## WHAT THE EXERCISE ASKS
In the listing below, pick out lines with "JSON".

## DATA EXCERPTS

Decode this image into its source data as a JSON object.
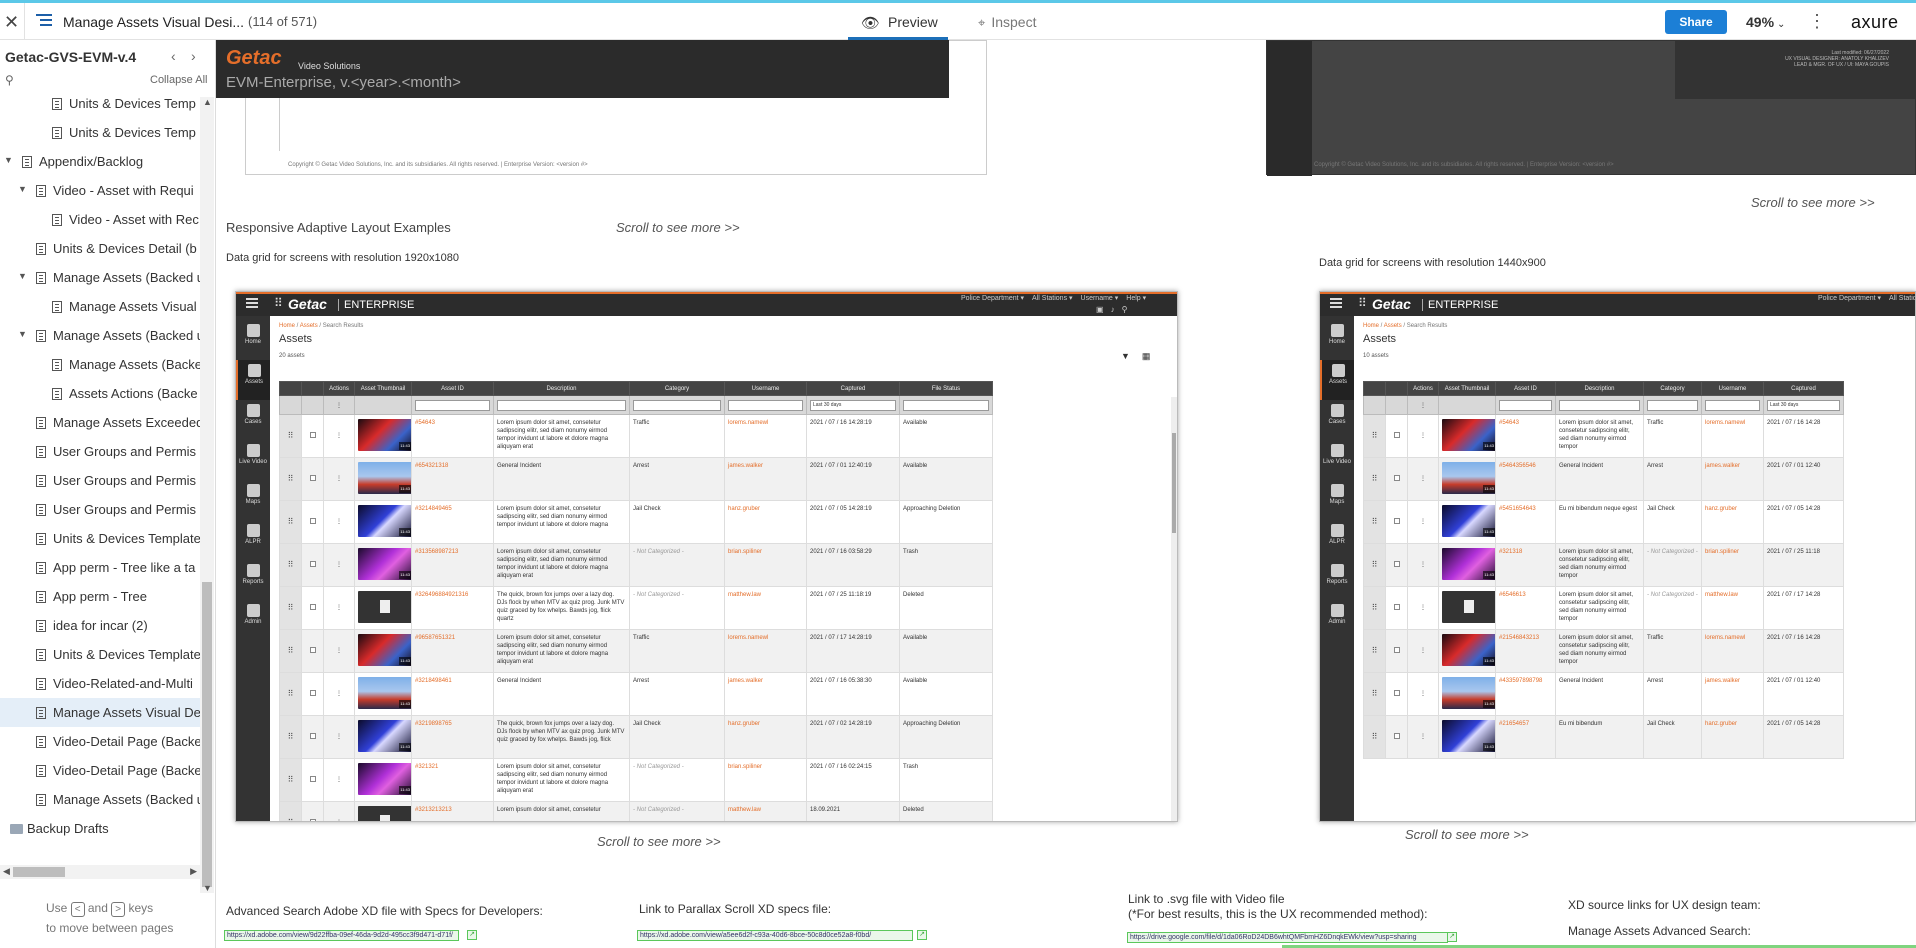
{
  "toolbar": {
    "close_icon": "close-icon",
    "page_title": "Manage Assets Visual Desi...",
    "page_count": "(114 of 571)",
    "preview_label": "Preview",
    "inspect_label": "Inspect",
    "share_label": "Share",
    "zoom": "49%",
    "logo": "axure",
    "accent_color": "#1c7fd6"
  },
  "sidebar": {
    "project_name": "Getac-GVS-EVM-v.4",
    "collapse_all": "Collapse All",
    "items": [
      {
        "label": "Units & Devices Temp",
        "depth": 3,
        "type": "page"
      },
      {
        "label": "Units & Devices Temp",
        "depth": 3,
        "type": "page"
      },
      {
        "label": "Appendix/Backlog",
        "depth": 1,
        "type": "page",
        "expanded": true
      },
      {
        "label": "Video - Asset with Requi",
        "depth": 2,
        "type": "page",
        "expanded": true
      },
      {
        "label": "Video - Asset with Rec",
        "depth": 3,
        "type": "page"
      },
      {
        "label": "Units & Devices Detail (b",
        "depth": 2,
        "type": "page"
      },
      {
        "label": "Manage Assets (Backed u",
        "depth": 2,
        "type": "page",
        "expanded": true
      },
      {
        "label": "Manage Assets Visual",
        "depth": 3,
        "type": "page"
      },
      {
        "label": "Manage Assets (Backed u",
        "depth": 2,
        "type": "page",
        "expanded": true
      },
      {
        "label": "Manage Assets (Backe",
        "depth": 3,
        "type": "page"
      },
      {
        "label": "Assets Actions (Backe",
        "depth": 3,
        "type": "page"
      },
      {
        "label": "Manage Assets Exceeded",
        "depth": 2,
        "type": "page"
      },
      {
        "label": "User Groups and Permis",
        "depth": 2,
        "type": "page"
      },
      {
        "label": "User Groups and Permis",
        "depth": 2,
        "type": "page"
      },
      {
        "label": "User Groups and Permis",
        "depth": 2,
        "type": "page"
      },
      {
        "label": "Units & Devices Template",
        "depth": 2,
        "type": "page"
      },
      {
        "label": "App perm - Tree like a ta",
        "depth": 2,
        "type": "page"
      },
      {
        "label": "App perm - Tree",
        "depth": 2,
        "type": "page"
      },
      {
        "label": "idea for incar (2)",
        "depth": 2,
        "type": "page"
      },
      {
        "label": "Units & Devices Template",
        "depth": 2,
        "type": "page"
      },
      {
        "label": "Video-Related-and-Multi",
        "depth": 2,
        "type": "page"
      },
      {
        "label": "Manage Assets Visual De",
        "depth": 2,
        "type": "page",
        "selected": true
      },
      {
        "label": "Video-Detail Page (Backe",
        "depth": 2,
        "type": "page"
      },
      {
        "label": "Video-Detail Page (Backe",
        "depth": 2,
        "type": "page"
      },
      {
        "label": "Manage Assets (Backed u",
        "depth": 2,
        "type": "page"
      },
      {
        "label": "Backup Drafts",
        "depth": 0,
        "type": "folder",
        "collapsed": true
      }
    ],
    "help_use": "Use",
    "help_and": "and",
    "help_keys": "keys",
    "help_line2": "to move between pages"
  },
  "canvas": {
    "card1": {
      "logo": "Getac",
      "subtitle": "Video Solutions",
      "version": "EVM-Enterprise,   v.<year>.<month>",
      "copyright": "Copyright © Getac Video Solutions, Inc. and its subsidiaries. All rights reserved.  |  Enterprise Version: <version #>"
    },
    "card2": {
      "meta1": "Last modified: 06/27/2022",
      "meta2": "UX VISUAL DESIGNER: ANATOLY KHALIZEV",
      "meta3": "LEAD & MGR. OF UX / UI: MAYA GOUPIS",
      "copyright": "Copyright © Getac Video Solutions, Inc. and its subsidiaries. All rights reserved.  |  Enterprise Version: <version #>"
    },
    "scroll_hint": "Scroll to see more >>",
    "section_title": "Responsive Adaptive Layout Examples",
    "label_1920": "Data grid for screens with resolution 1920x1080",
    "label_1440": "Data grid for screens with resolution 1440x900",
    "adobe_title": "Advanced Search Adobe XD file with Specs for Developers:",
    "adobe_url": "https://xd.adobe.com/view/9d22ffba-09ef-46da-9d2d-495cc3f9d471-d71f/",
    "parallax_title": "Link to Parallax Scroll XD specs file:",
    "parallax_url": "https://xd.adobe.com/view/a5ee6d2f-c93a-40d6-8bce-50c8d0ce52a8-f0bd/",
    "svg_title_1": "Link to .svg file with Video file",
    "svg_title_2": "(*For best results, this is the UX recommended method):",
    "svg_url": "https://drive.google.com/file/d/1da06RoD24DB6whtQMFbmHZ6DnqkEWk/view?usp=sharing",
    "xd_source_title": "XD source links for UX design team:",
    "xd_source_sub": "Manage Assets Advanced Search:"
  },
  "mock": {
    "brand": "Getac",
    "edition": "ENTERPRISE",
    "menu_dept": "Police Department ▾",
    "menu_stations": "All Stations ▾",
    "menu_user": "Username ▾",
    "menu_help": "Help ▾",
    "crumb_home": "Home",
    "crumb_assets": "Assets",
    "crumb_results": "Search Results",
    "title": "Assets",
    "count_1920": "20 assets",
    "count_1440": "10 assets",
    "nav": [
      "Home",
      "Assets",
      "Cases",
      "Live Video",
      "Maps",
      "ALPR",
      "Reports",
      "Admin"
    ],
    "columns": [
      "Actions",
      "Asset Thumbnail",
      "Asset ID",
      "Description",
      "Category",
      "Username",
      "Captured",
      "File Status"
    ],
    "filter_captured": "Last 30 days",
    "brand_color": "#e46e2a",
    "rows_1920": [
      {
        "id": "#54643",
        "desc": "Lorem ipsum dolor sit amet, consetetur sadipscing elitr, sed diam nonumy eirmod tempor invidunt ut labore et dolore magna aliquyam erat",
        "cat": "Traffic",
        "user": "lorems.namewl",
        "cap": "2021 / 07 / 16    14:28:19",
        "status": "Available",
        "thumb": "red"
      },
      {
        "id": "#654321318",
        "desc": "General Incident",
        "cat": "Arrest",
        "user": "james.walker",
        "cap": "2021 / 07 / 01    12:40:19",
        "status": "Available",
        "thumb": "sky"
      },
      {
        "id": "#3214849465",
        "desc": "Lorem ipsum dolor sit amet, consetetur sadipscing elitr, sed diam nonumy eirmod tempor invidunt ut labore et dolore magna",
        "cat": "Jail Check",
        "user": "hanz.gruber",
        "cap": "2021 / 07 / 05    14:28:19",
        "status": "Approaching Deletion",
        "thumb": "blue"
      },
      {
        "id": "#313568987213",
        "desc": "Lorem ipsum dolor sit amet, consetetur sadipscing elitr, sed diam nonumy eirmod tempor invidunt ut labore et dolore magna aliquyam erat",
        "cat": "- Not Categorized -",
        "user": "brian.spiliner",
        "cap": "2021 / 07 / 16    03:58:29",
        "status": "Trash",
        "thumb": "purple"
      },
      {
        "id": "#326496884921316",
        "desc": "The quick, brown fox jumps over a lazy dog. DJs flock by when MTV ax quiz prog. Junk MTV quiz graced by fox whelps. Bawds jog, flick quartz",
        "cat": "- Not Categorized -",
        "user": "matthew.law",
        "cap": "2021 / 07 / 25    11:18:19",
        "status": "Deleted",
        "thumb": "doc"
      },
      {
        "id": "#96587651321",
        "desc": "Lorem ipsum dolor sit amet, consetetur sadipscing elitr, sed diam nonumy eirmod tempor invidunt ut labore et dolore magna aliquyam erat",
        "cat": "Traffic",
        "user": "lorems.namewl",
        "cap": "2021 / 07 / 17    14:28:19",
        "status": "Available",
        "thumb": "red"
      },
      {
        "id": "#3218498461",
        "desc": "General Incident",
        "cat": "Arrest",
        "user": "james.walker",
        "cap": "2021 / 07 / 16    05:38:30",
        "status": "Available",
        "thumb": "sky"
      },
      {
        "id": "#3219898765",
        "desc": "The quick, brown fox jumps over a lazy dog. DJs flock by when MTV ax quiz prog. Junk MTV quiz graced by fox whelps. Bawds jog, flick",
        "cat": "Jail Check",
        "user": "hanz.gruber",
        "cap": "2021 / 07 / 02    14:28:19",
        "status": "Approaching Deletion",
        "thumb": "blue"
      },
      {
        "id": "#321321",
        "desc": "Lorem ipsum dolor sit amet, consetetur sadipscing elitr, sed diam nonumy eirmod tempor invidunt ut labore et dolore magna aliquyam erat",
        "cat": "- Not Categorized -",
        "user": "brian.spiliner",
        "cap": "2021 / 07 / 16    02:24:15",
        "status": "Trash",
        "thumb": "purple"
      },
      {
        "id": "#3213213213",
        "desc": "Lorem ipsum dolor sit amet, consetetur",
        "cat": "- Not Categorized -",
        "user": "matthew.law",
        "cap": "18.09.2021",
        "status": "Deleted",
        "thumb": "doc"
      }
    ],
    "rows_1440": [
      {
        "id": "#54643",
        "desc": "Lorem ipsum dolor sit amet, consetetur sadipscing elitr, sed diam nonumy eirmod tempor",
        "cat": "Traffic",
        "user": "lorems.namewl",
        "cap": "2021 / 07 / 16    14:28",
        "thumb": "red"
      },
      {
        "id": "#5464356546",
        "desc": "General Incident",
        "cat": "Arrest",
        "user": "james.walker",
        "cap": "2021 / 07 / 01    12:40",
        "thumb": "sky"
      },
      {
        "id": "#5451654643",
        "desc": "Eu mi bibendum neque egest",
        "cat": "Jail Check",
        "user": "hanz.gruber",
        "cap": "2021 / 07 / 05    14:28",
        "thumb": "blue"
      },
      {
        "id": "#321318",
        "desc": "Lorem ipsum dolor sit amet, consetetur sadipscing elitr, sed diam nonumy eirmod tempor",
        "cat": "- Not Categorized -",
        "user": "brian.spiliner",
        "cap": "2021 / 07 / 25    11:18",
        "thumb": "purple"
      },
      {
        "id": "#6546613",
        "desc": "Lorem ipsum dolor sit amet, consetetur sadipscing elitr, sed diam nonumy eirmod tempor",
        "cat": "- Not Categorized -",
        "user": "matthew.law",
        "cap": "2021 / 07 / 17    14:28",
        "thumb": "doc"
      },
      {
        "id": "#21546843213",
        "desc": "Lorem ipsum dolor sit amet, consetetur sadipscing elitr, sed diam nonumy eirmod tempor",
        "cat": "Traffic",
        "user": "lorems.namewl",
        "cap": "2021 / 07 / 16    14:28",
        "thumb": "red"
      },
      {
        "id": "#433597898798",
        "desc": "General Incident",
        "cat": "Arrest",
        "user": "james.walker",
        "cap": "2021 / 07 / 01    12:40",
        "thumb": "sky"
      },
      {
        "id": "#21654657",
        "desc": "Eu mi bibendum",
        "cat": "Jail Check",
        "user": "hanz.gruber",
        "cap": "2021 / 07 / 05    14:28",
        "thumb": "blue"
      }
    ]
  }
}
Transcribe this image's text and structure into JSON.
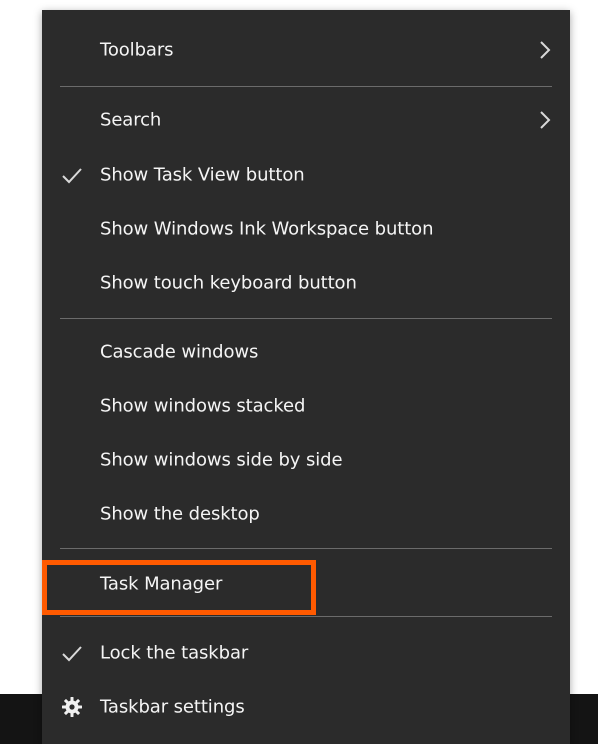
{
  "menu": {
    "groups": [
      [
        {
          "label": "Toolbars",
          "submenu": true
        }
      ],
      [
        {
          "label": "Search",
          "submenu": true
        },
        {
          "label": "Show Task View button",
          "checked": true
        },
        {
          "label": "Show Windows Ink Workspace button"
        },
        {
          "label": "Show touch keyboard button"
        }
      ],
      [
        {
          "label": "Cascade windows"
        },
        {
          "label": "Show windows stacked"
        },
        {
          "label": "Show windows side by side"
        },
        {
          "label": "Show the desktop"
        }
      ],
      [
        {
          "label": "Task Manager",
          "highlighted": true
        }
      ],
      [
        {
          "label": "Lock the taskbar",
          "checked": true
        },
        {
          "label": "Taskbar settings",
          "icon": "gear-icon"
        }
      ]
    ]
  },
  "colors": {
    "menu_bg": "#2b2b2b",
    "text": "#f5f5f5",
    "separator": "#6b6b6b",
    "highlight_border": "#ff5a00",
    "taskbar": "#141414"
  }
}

## EXPECTED OUTPUT
Decode this image into its source data as a JSON object.
Transcribe this image's text and structure into JSON.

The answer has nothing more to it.